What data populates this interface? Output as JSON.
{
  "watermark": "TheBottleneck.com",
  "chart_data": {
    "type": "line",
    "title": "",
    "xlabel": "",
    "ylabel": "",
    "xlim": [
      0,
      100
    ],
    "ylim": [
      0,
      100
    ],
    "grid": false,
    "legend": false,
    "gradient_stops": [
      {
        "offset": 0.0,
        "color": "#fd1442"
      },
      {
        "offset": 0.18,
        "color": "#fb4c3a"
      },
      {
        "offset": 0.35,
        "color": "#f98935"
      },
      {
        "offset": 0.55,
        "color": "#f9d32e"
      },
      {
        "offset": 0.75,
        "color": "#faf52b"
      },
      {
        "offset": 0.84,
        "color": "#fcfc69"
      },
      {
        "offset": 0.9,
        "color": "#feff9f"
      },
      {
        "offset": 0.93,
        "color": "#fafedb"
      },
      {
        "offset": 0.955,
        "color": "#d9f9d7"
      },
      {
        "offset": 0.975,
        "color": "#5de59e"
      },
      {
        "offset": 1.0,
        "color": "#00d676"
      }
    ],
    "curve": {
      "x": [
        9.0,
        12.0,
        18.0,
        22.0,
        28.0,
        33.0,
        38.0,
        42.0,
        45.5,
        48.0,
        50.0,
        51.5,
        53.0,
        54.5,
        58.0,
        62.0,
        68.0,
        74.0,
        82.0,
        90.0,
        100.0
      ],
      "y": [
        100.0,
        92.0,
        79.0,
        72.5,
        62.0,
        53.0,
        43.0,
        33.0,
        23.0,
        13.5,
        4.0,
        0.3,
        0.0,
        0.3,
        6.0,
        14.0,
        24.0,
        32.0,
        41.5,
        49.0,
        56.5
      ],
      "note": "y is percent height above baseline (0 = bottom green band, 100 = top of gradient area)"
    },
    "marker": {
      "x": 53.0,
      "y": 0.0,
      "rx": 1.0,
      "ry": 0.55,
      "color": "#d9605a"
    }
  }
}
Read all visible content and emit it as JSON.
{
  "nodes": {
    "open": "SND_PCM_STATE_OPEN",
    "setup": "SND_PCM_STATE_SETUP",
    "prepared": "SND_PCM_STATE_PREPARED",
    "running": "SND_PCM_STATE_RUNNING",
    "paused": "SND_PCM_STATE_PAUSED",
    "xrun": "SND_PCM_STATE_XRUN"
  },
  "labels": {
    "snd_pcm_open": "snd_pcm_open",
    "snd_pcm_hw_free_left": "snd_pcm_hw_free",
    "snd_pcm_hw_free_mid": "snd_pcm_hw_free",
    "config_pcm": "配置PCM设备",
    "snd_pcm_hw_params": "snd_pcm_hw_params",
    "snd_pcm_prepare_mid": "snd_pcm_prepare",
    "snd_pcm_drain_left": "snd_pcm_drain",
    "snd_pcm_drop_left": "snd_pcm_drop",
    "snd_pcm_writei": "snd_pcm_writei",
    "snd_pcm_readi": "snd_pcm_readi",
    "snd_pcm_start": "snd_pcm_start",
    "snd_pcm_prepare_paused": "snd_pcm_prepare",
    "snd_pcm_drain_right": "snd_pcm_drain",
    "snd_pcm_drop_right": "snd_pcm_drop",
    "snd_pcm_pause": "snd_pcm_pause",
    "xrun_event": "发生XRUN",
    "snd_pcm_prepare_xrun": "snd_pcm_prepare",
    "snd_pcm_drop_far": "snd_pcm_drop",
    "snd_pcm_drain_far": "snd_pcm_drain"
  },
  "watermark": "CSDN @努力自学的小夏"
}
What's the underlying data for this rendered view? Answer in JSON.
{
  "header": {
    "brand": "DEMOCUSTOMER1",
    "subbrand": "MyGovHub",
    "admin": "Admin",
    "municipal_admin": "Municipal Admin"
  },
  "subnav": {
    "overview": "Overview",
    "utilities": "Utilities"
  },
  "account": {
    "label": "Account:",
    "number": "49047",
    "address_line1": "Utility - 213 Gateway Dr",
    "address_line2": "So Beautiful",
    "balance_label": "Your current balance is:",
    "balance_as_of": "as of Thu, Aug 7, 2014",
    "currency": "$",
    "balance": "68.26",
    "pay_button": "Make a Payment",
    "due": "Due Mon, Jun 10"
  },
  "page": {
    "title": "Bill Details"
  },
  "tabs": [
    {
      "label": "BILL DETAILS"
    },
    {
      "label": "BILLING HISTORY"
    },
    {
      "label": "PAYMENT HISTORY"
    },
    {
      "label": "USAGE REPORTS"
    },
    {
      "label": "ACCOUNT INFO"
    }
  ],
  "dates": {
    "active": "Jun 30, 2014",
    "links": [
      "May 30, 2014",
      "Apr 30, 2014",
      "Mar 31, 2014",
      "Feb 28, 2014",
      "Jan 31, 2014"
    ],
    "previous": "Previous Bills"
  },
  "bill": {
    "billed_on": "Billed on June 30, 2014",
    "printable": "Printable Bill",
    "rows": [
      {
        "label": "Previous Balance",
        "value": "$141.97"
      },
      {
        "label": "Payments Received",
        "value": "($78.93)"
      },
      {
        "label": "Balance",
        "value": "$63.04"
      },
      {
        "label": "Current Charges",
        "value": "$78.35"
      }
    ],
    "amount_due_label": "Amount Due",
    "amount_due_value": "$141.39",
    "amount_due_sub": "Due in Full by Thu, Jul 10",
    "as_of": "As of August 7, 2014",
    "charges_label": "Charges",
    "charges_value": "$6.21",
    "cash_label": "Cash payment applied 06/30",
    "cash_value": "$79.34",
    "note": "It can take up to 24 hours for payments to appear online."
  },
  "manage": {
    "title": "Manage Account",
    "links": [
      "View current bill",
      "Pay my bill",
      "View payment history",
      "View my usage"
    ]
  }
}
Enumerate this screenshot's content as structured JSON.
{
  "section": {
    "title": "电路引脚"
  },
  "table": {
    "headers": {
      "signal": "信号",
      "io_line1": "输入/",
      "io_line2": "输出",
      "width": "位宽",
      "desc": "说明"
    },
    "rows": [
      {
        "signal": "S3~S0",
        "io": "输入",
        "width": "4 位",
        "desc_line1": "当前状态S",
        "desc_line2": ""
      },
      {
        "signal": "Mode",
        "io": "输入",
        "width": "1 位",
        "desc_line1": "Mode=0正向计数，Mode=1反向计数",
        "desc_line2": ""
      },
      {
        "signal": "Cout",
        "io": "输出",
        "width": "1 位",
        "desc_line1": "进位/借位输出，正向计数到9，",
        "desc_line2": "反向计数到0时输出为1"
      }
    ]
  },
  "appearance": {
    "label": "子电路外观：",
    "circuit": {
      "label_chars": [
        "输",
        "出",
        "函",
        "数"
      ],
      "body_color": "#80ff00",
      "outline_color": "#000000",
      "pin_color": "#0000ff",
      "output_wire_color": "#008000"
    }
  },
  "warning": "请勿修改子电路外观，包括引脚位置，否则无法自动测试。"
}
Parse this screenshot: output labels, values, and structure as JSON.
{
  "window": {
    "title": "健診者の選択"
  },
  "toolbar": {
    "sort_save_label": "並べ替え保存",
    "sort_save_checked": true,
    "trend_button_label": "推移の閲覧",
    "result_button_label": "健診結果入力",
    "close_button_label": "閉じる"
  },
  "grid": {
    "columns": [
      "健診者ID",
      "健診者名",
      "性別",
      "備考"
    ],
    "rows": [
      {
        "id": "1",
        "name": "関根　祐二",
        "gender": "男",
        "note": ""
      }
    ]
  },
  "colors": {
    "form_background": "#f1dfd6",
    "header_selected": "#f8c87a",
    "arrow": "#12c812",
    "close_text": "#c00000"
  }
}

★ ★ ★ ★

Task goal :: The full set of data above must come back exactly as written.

Output below ::
What data populates this interface? Output as JSON.
{
  "watermark": "TheBottleneck.com",
  "chart_data": {
    "type": "line",
    "title": "",
    "xlabel": "",
    "ylabel": "",
    "xlim": [
      0,
      100
    ],
    "ylim": [
      0,
      100
    ],
    "grid": false,
    "legend": false,
    "gradient_stops": [
      {
        "offset": 0.0,
        "color": "#fd1442"
      },
      {
        "offset": 0.18,
        "color": "#fb4c3a"
      },
      {
        "offset": 0.35,
        "color": "#f98935"
      },
      {
        "offset": 0.55,
        "color": "#f9d32e"
      },
      {
        "offset": 0.75,
        "color": "#faf52b"
      },
      {
        "offset": 0.84,
        "color": "#fcfc69"
      },
      {
        "offset": 0.9,
        "color": "#feff9f"
      },
      {
        "offset": 0.93,
        "color": "#fafedb"
      },
      {
        "offset": 0.955,
        "color": "#d9f9d7"
      },
      {
        "offset": 0.975,
        "color": "#5de59e"
      },
      {
        "offset": 1.0,
        "color": "#00d676"
      }
    ],
    "curve": {
      "x": [
        9.0,
        12.0,
        18.0,
        22.0,
        28.0,
        33.0,
        38.0,
        42.0,
        45.5,
        48.0,
        50.0,
        51.5,
        53.0,
        54.5,
        58.0,
        62.0,
        68.0,
        74.0,
        82.0,
        90.0,
        100.0
      ],
      "y": [
        100.0,
        92.0,
        79.0,
        72.5,
        62.0,
        53.0,
        43.0,
        33.0,
        23.0,
        13.5,
        4.0,
        0.3,
        0.0,
        0.3,
        6.0,
        14.0,
        24.0,
        32.0,
        41.5,
        49.0,
        56.5
      ],
      "note": "y is percent height above baseline (0 = bottom green band, 100 = top of gradient area)"
    },
    "marker": {
      "x": 53.0,
      "y": 0.0,
      "rx": 1.0,
      "ry": 0.55,
      "color": "#d9605a"
    }
  }
}
Read all visible content and emit it as JSON.
{
  "nodes": {
    "open": "SND_PCM_STATE_OPEN",
    "setup": "SND_PCM_STATE_SETUP",
    "prepared": "SND_PCM_STATE_PREPARED",
    "running": "SND_PCM_STATE_RUNNING",
    "paused": "SND_PCM_STATE_PAUSED",
    "xrun": "SND_PCM_STATE_XRUN"
  },
  "labels": {
    "snd_pcm_open": "snd_pcm_open",
    "snd_pcm_hw_free_left": "snd_pcm_hw_free",
    "snd_pcm_hw_free_mid": "snd_pcm_hw_free",
    "config_pcm": "配置PCM设备",
    "snd_pcm_hw_params": "snd_pcm_hw_params",
    "snd_pcm_prepare_mid": "snd_pcm_prepare",
    "snd_pcm_drain_left": "snd_pcm_drain",
    "snd_pcm_drop_left": "snd_pcm_drop",
    "snd_pcm_writei": "snd_pcm_writei",
    "snd_pcm_readi": "snd_pcm_readi",
    "snd_pcm_start": "snd_pcm_start",
    "snd_pcm_prepare_paused": "snd_pcm_prepare",
    "snd_pcm_drain_right": "snd_pcm_drain",
    "snd_pcm_drop_right": "snd_pcm_drop",
    "snd_pcm_pause": "snd_pcm_pause",
    "xrun_event": "发生XRUN",
    "snd_pcm_prepare_xrun": "snd_pcm_prepare",
    "snd_pcm_drop_far": "snd_pcm_drop",
    "snd_pcm_drain_far": "snd_pcm_drain"
  },
  "watermark": "CSDN @努力自学的小夏"
}
What's the underlying data for this rendered view? Answer in JSON.
{
  "header": {
    "brand": "DEMOCUSTOMER1",
    "subbrand": "MyGovHub",
    "admin": "Admin",
    "municipal_admin": "Municipal Admin"
  },
  "subnav": {
    "overview": "Overview",
    "utilities": "Utilities"
  },
  "account": {
    "label": "Account:",
    "number": "49047",
    "address_line1": "Utility - 213 Gateway Dr",
    "address_line2": "So Beautiful",
    "balance_label": "Your current balance is:",
    "balance_as_of": "as of Thu, Aug 7, 2014",
    "currency": "$",
    "balance": "68.26",
    "pay_button": "Make a Payment",
    "due": "Due Mon, Jun 10"
  },
  "page": {
    "title": "Bill Details"
  },
  "tabs": [
    {
      "label": "BILL DETAILS"
    },
    {
      "label": "BILLING HISTORY"
    },
    {
      "label": "PAYMENT HISTORY"
    },
    {
      "label": "USAGE REPORTS"
    },
    {
      "label": "ACCOUNT INFO"
    }
  ],
  "dates": {
    "active": "Jun 30, 2014",
    "links": [
      "May 30, 2014",
      "Apr 30, 2014",
      "Mar 31, 2014",
      "Feb 28, 2014",
      "Jan 31, 2014"
    ],
    "previous": "Previous Bills"
  },
  "bill": {
    "billed_on": "Billed on June 30, 2014",
    "printable": "Printable Bill",
    "rows": [
      {
        "label": "Previous Balance",
        "value": "$141.97"
      },
      {
        "label": "Payments Received",
        "value": "($78.93)"
      },
      {
        "label": "Balance",
        "value": "$63.04"
      },
      {
        "label": "Current Charges",
        "value": "$78.35"
      }
    ],
    "amount_due_label": "Amount Due",
    "amount_due_value": "$141.39",
    "amount_due_sub": "Due in Full by Thu, Jul 10",
    "as_of": "As of August 7, 2014",
    "charges_label": "Charges",
    "charges_value": "$6.21",
    "cash_label": "Cash payment applied 06/30",
    "cash_value": "$79.34",
    "note": "It can take up to 24 hours for payments to appear online."
  },
  "manage": {
    "title": "Manage Account",
    "links": [
      "View current bill",
      "Pay my bill",
      "View payment history",
      "View my usage"
    ]
  }
}
Enumerate this screenshot's content as structured JSON.
{
  "section": {
    "title": "电路引脚"
  },
  "table": {
    "headers": {
      "signal": "信号",
      "io_line1": "输入/",
      "io_line2": "输出",
      "width": "位宽",
      "desc": "说明"
    },
    "rows": [
      {
        "signal": "S3~S0",
        "io": "输入",
        "width": "4 位",
        "desc_line1": "当前状态S",
        "desc_line2": ""
      },
      {
        "signal": "Mode",
        "io": "输入",
        "width": "1 位",
        "desc_line1": "Mode=0正向计数，Mode=1反向计数",
        "desc_line2": ""
      },
      {
        "signal": "Cout",
        "io": "输出",
        "width": "1 位",
        "desc_line1": "进位/借位输出，正向计数到9，",
        "desc_line2": "反向计数到0时输出为1"
      }
    ]
  },
  "appearance": {
    "label": "子电路外观：",
    "circuit": {
      "label_chars": [
        "输",
        "出",
        "函",
        "数"
      ],
      "body_color": "#80ff00",
      "outline_color": "#000000",
      "pin_color": "#0000ff",
      "output_wire_color": "#008000"
    }
  },
  "warning": "请勿修改子电路外观，包括引脚位置，否则无法自动测试。"
}
Parse this screenshot: output labels, values, and structure as JSON.
{
  "window": {
    "title": "健診者の選択"
  },
  "toolbar": {
    "sort_save_label": "並べ替え保存",
    "sort_save_checked": true,
    "trend_button_label": "推移の閲覧",
    "result_button_label": "健診結果入力",
    "close_button_label": "閉じる"
  },
  "grid": {
    "columns": [
      "健診者ID",
      "健診者名",
      "性別",
      "備考"
    ],
    "rows": [
      {
        "id": "1",
        "name": "関根　祐二",
        "gender": "男",
        "note": ""
      }
    ]
  },
  "colors": {
    "form_background": "#f1dfd6",
    "header_selected": "#f8c87a",
    "arrow": "#12c812",
    "close_text": "#c00000"
  }
}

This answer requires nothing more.